But apparently, what that sign really means is: “All Traffic, Parking, and Jaywalking Laws Are Hereby Suspended.”
That’s the only explanation for the bizarre behavior I observe on Saturdays in the spring. Whenever someone piles junk from the basement onto the driveway and hangs a yellow sign on the nearest telephone pole, all heck breaks loose.
People who are otherwise law-abiding, suddenly become rude and vicious scofflaws when they approach a tag sale. They think nothing of screeching their cars to a halt in the middle of a busy street, and then just parking the car right there, IN THE MIDDLE OF THE STREET, blocking traffic in both directions while they scamper over to the junk pile looking for bargains.
I’ve seen people drive right up onto the lawn and park there — and not the lawn of the people holding the tag sale, but neighboring lawns, the lawns of people who have nothing to do with the tag sale. The confused homeowner leans out of the front door and yells, “Excuse me, ma’am. You can’t park on my front lawn. Please move your car.”
In reply, sweet little old ladies, former finalists in the Litchfield County Nicest Grandmother of the Year contest, have been known to spew a stream of profanity that would make a Hell’s Angel biker blush. When granny reaches into her purse, the frightened homeowner quickly ducks back into the house, thinking she’s about to pull out a pistol. Actually, she’s just pulling out exactly two quarters and four dimes, the total amount of money she will spend at the tag sale during the next two-and-a-half hours.
Recently I was driving along a busy section of Route 4 in Torrington. Two tag sales were in progress, on opposite sides of the street. Not only did the tag sale devotees park their cars anywhere and everywhere, including right on the double-yellow line, but they also walked anywhere and everywhere, including right in front of oncoming traffic.
As I approached the area, going about 35 mph, I slowed down to about 15 mph when I saw the commotion up ahead. I was about to pass by, when a man holding hands with two small children simply strolled right in front of my car. I slammed on the brakes and beeped my car horn twice, which in the international car horn language means: “Hey pal, what are you doing?! This is a state highway, not the food court at the Mall!”

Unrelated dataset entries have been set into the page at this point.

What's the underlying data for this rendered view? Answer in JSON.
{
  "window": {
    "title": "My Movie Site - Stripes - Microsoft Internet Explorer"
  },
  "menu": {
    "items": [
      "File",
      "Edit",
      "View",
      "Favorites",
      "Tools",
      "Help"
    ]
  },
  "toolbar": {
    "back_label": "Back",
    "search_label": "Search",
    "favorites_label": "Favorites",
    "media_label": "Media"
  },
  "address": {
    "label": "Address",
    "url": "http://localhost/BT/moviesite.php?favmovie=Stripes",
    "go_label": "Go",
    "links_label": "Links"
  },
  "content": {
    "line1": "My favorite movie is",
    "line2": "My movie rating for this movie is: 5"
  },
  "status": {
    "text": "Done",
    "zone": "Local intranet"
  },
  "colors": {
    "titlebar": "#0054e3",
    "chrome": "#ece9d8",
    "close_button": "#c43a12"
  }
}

The man glanced over and gave me a nasty glare, which in the international nasty glare language means: “Hey pal, what are you doing driving your car through this food court in the Mall?” If his hands had not been occupied escorting the two small children, I think he also would have given me a message using the international hand gesture language.
Tag sale enthusiasts remind me of college students. Regardless of minor issues such as laws against destroying other people’s property, if the school wins the national championship, some kids feel it’s their duty to set stuff on fire and turn over cars. The tag sale folks, regardless of minor issues such as laws against illegal parking and jaywalking, feel it’s their duty to transform a section of the street into a combination block party/demolition derby.
For some people, maybe it’s worth risking life and limb to acquire a broken umbrella and two left shoes for 90 cents. But I’m not that brave. I think I’ll stay at home on Saturdays.